ERLE STANLEY GARDNER – The Case of the Terrified Typist

Pocket 6108, paperback reprint; 1st printing, November 1961. Hardcover edition: William Morrow, January 1956. Detective Book Club [3-in-1 edition], February 1956. Other paperback editions: Pocket Cardinal C-275, August 1958. Pocket, 1967, October 1975. Ballantine, March 1987, July 1999. Other editions are likely.

   There are certain authors who are so well known that there is very little chance that a review of one of their books is going to convince a would-be reader to read that author or not, even if that would-be reader has never even read that author. Sometimes one’s mind is made up, and there’s nothing that I could say that could change their opinion, either one way or the other.

Terrified Typist

   Case in point: Erle Stanley Gardner, and in particular the Perry Mason stories that he is known around the world for writing. In an unusal split in personality, fiction-wise, a number of people say that they like Gardner in his guise as A. A. Fair, but not when he’s writing under his own name, but stylistically, they read the same to me.

   I recognize, of course, the various reasons why someone might not care for Gardner’s books.

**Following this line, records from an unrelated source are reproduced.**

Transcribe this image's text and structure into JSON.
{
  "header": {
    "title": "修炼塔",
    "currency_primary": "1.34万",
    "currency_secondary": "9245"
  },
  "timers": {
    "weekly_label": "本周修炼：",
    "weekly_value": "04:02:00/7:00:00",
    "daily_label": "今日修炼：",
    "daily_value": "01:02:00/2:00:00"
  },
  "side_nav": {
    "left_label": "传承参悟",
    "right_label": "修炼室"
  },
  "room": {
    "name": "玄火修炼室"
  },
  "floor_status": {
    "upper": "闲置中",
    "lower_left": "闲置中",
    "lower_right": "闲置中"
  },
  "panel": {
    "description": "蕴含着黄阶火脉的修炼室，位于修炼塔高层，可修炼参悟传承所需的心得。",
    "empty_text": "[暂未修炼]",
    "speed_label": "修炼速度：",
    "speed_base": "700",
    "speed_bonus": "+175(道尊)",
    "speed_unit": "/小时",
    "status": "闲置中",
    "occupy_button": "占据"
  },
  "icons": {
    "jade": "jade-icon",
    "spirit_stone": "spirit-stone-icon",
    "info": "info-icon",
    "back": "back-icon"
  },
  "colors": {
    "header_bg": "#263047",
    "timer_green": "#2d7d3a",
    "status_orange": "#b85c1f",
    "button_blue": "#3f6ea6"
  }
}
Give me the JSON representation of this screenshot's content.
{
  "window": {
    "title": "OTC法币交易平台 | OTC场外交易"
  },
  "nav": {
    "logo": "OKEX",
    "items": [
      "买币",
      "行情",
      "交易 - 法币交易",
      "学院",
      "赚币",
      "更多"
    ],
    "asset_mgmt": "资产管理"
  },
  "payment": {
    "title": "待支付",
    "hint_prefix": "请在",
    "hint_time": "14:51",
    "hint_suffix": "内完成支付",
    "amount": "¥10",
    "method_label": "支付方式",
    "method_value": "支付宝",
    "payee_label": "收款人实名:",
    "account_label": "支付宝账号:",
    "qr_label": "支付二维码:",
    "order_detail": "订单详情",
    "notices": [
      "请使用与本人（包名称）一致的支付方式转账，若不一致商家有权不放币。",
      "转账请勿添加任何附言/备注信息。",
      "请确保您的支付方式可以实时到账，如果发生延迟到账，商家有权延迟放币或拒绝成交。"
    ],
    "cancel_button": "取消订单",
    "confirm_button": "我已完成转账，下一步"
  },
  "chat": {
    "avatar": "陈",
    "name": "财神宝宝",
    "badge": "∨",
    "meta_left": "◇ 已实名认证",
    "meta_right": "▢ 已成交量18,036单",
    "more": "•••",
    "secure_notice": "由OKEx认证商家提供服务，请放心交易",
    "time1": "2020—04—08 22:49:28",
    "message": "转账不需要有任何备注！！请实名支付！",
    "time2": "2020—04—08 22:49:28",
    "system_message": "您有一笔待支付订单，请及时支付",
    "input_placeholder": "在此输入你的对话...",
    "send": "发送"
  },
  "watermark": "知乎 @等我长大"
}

Maybe you (well, not necessarily you) don’t like courtroom dramas, especially those that you know pretty much when the courtroom scenes are going to take place, soon after about halfway through, with a break in the action while the courtroom’s in recess while Perry calls on his stalwart private eye Paul Drake to dig up the necessary evidence he suddenly realizes that he needs.

   Those readers who like their detective figures to have personal lives have little to look forward to in the Perry Mason books. What do Perry and his faithful secretary do after their frequent dinners out together? It was never said, and it never will be. Gardner’s narratives and the dialogue from the mouths of his characters are of one piece, wooden, for the most part, and I suspect, repetitive in cadence and phrasing from book to book.

   I recognize all of the above, and groan sometimes when an especially awkward bit of repartee between Perry, Paul and Della takes place, and sometimes — believe it or not — the clueing is not entirely is as seamless and tidied up as completely at the end as it should be. But once started one of the Perry Mason books, I simply cannot stop.

   They usually begin with some strange, unusual occurrence that somehow happens to Perry or catches his eye in the newspaper or from his incoming mail, and The Case of the Terrified Typist is certainly no exception. Needing an ultra-efficient typist for some reason, Perry’s office is expecting one from an employment agency. When she arrives, she is very nervous, but she also proves to be one of the best typists they’ve ever had — until she disappears.

Terrified Typist

   Until another office — a jewel importing firm — in the same building is found to have been vandalized. Until a wad of gum under the typist’s table is found to be concealing two diamonds. Until Perry is hired by the firm’s head office to represent one of the two men in charge of the local branch — he’s accused of killing the smuggler who brought the gems into the country but whose body has never been found.

   Twist after new revelation after twist occurs, and trying to keep track of all of the participants and who’s telling the truth and who’s not will simply make one’s head swim. I know. It did mine. This is also one of the few cases in which Perry’s client is found guilty, until of course, the final twist and the final revelation that I guarantee you no one — no one, I tell you — no one will see coming, unless they just happen to have had their eyes fixed on the shell that contains the pea all along.

   That is to say, one of the participants is telling the truth and the whole truth, and maybe if you identify which one of them it is, you will have a chance of pulling this one out. As for me, I never came close.

— July 2007

[PostScript] It was a coincidence only, but I’d just finished writing this review and was in the process of editing it when I saw on Bill Crider’s blog that today’s the 118th anniversary of Erle Stanley Gardner’s date of birth. He was born on this day in 1889.

   So the review was rushed into (electronic) print, with some of the rough edges still showing, since smoothed away, I hope. For a fine overview of Gardner’s career as well as that of Perry Mason, you could do no better than visit The Rap Sheet, where Jeff Pierce discusses in great detail Ken Corning, Mason’s early counterpart in Black Mask magazine; the 1930s movies Mason was in; and above all, the superb choice made in casting Raymond Burr as Perry Mason, and in doing so, transforming the character into one of the immortals in the history of detective fiction.